__EXERCISE PROMPT__. Whenever a line below includes the word "rich", copy that line.

__RECORDS FOR THE EXERCISE__.
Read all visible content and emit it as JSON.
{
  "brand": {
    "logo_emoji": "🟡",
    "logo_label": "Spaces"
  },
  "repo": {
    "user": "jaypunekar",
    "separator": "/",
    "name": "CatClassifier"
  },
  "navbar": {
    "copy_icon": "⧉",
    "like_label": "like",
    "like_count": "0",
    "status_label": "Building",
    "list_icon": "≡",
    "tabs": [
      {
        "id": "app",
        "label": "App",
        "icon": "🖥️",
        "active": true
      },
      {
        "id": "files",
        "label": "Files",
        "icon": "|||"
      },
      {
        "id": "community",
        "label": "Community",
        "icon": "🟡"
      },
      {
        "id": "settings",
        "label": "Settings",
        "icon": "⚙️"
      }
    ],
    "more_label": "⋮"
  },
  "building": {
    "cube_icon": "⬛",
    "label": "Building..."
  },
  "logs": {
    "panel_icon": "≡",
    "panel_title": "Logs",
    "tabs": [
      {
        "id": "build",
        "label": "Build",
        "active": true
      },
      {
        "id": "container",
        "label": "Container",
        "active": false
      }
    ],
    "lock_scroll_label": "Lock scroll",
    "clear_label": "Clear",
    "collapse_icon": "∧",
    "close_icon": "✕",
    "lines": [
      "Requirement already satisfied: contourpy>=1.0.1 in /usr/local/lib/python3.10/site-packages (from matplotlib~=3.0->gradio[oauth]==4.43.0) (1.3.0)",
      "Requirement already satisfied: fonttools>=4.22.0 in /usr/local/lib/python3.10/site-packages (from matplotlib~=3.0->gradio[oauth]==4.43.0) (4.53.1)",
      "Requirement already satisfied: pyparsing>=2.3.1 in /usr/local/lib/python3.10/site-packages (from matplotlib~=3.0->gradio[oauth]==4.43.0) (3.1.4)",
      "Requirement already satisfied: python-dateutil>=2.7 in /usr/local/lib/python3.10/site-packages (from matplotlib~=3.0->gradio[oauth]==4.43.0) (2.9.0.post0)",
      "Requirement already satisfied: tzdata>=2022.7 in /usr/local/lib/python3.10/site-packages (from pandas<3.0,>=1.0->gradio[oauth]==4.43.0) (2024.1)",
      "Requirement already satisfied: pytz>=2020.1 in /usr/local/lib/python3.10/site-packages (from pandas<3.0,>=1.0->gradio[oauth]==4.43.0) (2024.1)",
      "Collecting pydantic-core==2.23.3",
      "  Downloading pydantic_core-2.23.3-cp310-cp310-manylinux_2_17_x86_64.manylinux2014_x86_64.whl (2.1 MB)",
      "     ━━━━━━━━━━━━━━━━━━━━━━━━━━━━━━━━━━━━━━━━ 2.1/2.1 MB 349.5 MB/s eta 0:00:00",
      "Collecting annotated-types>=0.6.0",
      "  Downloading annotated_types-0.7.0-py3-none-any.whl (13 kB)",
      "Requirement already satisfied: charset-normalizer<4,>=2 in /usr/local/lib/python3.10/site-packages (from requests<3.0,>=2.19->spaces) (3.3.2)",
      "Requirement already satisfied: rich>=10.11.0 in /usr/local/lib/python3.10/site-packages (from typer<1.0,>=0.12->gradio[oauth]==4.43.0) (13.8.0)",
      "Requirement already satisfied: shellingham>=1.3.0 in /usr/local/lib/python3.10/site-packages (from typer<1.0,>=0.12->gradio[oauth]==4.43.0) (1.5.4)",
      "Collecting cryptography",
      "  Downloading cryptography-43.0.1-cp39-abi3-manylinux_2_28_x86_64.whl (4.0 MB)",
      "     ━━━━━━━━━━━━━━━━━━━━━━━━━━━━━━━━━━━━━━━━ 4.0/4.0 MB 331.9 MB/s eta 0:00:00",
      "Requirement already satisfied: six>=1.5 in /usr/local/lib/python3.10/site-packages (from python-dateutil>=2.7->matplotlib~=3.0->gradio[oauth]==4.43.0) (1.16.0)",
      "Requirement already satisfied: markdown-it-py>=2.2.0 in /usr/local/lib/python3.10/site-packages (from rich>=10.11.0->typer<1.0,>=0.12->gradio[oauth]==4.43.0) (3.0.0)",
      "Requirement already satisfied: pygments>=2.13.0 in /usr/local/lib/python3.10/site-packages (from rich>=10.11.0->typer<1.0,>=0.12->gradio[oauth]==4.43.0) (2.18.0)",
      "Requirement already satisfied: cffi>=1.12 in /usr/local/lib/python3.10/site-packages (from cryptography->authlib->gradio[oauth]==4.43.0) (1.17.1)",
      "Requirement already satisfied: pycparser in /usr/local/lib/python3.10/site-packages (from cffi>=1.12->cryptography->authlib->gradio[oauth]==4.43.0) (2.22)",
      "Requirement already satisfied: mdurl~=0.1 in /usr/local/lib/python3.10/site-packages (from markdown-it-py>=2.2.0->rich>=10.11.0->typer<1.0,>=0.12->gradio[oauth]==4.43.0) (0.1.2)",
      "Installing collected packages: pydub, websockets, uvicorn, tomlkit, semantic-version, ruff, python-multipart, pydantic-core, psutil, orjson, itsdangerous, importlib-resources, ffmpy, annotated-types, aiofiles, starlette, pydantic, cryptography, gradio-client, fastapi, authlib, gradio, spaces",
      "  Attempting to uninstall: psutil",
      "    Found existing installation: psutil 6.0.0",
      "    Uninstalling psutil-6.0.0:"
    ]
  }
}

__RESULT__.
      "Requirement already satisfied: rich>=10.11.0 in /usr/local/lib/python3.10/site-packages (from typer<1.0,>=0.12->gradio[oauth]==4.43.0) (13.8.0)",
      "Requirement already satisfied: markdown-it-py>=2.2.0 in /usr/local/lib/python3.10/site-packages (from rich>=10.11.0->typer<1.0,>=0.12->gradio[oauth]==4.43.0) (3.0.0)",
      "Requirement already satisfied: pygments>=2.13.0 in /usr/local/lib/python3.10/site-packages (from rich>=10.11.0->typer<1.0,>=0.12->gradio[oauth]==4.43.0) (2.18.0)",
      "Requirement already satisfied: mdurl~=0.1 in /usr/local/lib/python3.10/site-packages (from markdown-it-py>=2.2.0->rich>=10.11.0->typer<1.0,>=0.12->gradio[oauth]==4.43.0) (0.1.2)",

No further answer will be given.